Probability of Health Risk, Bioaccumulation, and Geochemical Fractions of Toxic Elements in Soils and Vegetables Impacted by Manures in Nigeria




soil pollution, Talinum triangulare, Telfairia occidentalis, fertilizer, transfer factor, Akwa Ibom State


The intensive application of manures for the improvement of plant yield is a global practice by farmers notwithstanding the associated negative effects. The probability of health risk, bioaccumulation, and speciation of arsenic (As), cadmium (Cd), nickel (Ni), and lead (Pb) in soils and vegetables (Talinum triangulare and Telfairia occidentalis) impacted by untreated wastes from animal farms and inorganic fertilizers used as manures in the oil producing section of Nigeria were investigated. The total metal was determined using spectrophotometric methods while its geochemical fractions were identified following the modified Community Bureau of Reference (BCR) procedures of sequential extraction. The results obtained indicated the following mean concentrations (mg kg-1): 1.64 ± 0.70, 3.17 ± 1.47, 62.22 ± 8.83, and 187 ± 29.73 for As, Cd, Ni, and Pb, respectively. The results revealed that the mean concentrations of all the metals in the studied locations, except As, were above their recommended limits by the Food and Agricultural Organization/World Health Organization (FAO/WHO). The mean values of As and Pb in T. triangulare
and T. occidentalis were also above the acceptable limits. Relatively higher levels of the metals were recorded at the studied locations as compared to the control site. The transfer factors of metals determined were generally lower than one; hence, the human exposure rate to these metals may not be high. The sequential extractions of metal indicated that As and Pb existed in the reducible fraction, Cd in the acid extractable fraction, and Ni in the residual fraction. The contamination factor of the metals revealed that As and Ni belong to the low contamination class, while Cd and Pb fall within the very high contamination category. The study showed that all the studied locations were heavily contaminated, with Uyo being the most polluted site. The principal component analysis identified anthropogenic factor as the main contributor to the presence of these metals in the investigated area. Daily intake rates for these metals via vegetable consumption by both the elderly and young populations were generally lower than their recommended oral reference doses. The non-carcinogenic risks obtained for both populations were less than one. However, the consumers of T. triangulare and T. occidentalis from the studied locations were exposed to Pb toxicity, with children being more vulnerable.

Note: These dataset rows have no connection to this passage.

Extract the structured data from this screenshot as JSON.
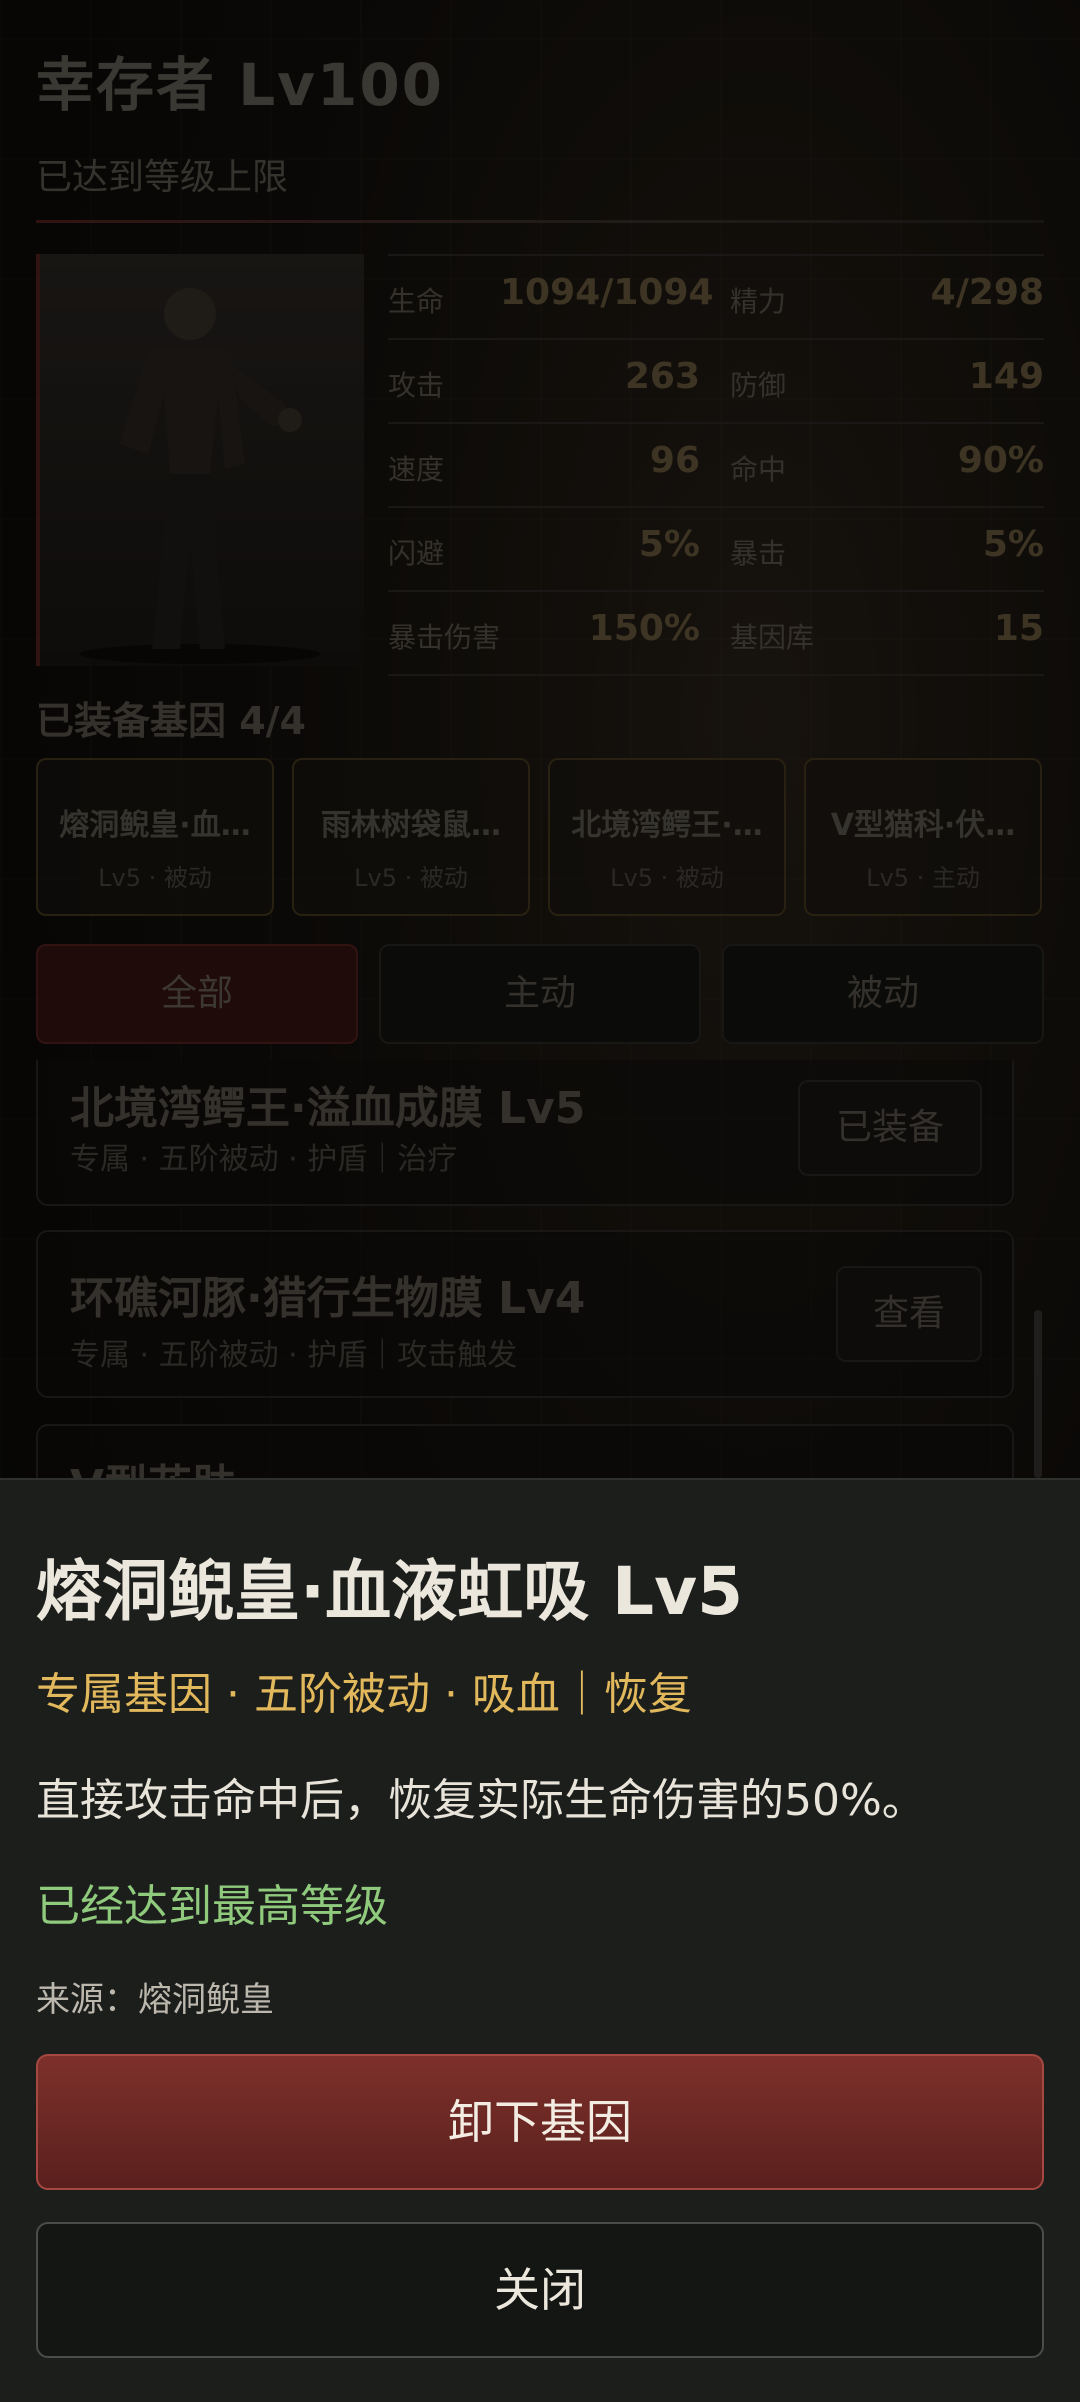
{
  "header": {
    "title": "幸存者 Lv100",
    "subtitle": "已达到等级上限"
  },
  "stats": [
    {
      "l1": "生命",
      "v1": "1094/1094",
      "l2": "精力",
      "v2": "4/298"
    },
    {
      "l1": "攻击",
      "v1": "263",
      "l2": "防御",
      "v2": "149"
    },
    {
      "l1": "速度",
      "v1": "96",
      "l2": "命中",
      "v2": "90%"
    },
    {
      "l1": "闪避",
      "v1": "5%",
      "l2": "暴击",
      "v2": "5%"
    },
    {
      "l1": "暴击伤害",
      "v1": "150%",
      "l2": "基因库",
      "v2": "15"
    }
  ],
  "equipped": {
    "title": "已装备基因 4/4",
    "cards": [
      {
        "name": "熔洞鲵皇·血…",
        "level": "Lv5 · 被动"
      },
      {
        "name": "雨林树袋鼠…",
        "level": "Lv5 · 被动"
      },
      {
        "name": "北境湾鳄王·…",
        "level": "Lv5 · 被动"
      },
      {
        "name": "V型猫科·伏…",
        "level": "Lv5 · 主动"
      }
    ]
  },
  "tabs": [
    "全部",
    "主动",
    "被动"
  ],
  "gene_list": [
    {
      "name": "北境湾鳄王·溢血成膜 Lv5",
      "meta": "专属 · 五阶被动 · 护盾｜治疗",
      "button": "已装备"
    },
    {
      "name": "环礁河豚·猎行生物膜 Lv4",
      "meta": "专属 · 五阶被动 · 护盾｜攻击触发",
      "button": "查看"
    },
    {
      "name": "V型花肤",
      "meta": "",
      "button": ""
    }
  ],
  "sheet": {
    "title": "熔洞鲵皇·血液虹吸 Lv5",
    "tags": "专属基因 · 五阶被动 · 吸血｜恢复",
    "description": "直接攻击命中后，恢复实际生命伤害的50%。",
    "max_level": "已经达到最高等级",
    "source": "来源：熔洞鲵皇",
    "unequip_label": "卸下基因",
    "close_label": "关闭"
  },
  "colors": {
    "accent_red": "#7d302b",
    "tag_gold": "#e2b85c",
    "max_green": "#8fca7d"
  }
}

This study has shown that the application of untreated animal wastes and inorganic fertilizers as manures has the potential to affect human health, bioavailability of metals, and the geochemical fractions of metals in soil over time.




How to Cite

Etok, H. S., Ebong, G. A. ., Dan, E. U. ., & Udoh, H. F. (2022). Probability of Health Risk, Bioaccumulation, and Geochemical Fractions of Toxic Elements in Soils and Vegetables Impacted by Manures in Nigeria. Environmental Protection Research, 2(2), 75–94.